Wondering can rabbits see in the dark?
This post explores whether all those carrots help rabbits see in the dark.
Over the years, different species of animals have evolved to thrive in the wild. Some species, like humans, see well in the light but have incredibly poor night vision. Other animals, like the raccoon and opossums, have large eyes that are well-adapted to seeing at night.
Many pet owners quickly realize that their cat can see in the dark much clearer than they can. But what about rabbits? Did these furry little creatures evolve to see better in the day or night?
The simple answer to the question “can rabbits see in the dark” is no.
They can’t really see in the light either up close. Instead, their eyes have evolved over the years to thrive in dim circumstances, meaning you will want to protect them from overly bright lights. You may also want to leave a night light on for them.
Rabbits are Crepuscular
Crepuscular is a fancy word that means that rabbits like to be most active when the light is dim. This means in the wild, they are moving around at dusk and dawn. So your rabbit will be able to see decently in a dimly lit room but does not have particularly good day or night vision.
Rabbits differ from many other animals that are designed to see in muted light in that they have no tapetum. The tapetum is the structure in the eye of some animals that amplifies dim light to give them enhanced vision in the dark.
When it is completely dark, your rabbit will rely on hearing and sense of smell to figure out what is going on around them. This is how they would protect themselves in the wild if it was a moonless night.
Do Rabbits Enjoy the Dark?
When it comes to rabbit care, every owner wants to give their bunny the best possible living conditions. The ideal living conditions for your rabbit would give them dim lighting. This helps them see to the best of their ability. In many homes, when the sun has gone down and just a few lights are on, it presents the perfect environment for rabbits. This is why many rabbit owners report that their pet is most active overnight.
What Can Your Rabbit See?
Your rabbit likely has pretty poor vision. They will recognize you, but more from your shape than from specific facial features. You will want to avoid walking towards your rabbit carrying a large object. If it is large enough to alter your outline, your furry friend will not recognize you, which can be frightening for them.
There is not a lot of information about whether or not rabbits can see color. Some research has shown that they do seem to be able to distinguish certain colors. The rabbit has a retina that functions similarly similar to that of a dog’s. Their retinas have only two kinds of color sensitive cones, as opposed to the three kinds of color sensitive cones that humans have. There are also far fewer color sensitive cones in the eyes of rabbits. The best guess at this point is that they see primarily in black and white, with very few other colors in their spectrum.

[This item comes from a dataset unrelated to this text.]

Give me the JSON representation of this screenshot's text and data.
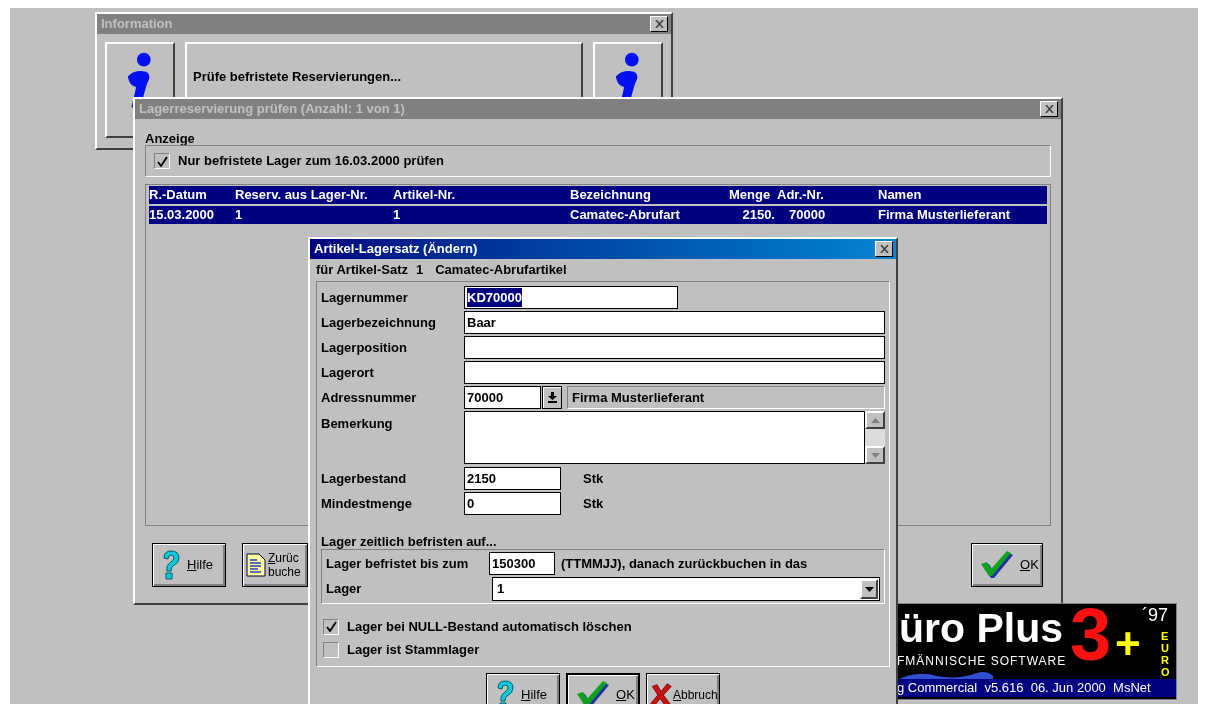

The Third Eyelid
One of the most fascinating things about a rabbit’s eye is its third eyelid. It is known as a nictitating eyelid and they are found on a wide variety of animals, from mammals to amphibians to birds. The primary purpose of this third eyelid is to protect the eye from injury. This third eyelid also helps to keep the eye moist. You may have noticed that your pet rabbit only blinks about 10 times an hour.

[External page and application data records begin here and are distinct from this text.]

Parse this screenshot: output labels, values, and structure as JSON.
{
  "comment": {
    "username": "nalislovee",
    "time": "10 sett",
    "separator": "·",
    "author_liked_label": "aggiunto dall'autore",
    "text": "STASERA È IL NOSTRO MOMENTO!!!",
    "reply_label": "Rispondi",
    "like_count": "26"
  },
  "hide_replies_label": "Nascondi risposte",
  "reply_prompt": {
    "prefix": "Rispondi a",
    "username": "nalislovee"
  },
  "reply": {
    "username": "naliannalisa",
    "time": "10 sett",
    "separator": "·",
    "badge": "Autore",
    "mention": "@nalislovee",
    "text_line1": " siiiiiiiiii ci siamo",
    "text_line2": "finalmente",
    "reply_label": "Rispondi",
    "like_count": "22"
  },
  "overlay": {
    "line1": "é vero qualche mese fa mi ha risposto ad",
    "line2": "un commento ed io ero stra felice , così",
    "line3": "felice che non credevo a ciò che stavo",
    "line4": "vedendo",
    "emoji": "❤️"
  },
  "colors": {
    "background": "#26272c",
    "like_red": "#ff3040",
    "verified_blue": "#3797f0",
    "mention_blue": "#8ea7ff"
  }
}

You may see your rabbit exhibiting an odd-looking behavior called “scanning.”  When they do this, their heads drift slowly from side to side. It may be a bit frightening the first time you see it. Some people think they have lost motor control. This is a perfectly natural behavior that is no cause for alarm.
One thing that researchers have noticed about rabbits is they turn their heads and look with one eye to get a good look at something. They do not close their other eye, so they must be seeing two completely different things. Take a minute to think about that. How on earth do their brains process two completely different images at the same time? Much research is still required to figure out exactly how rabbit vision works.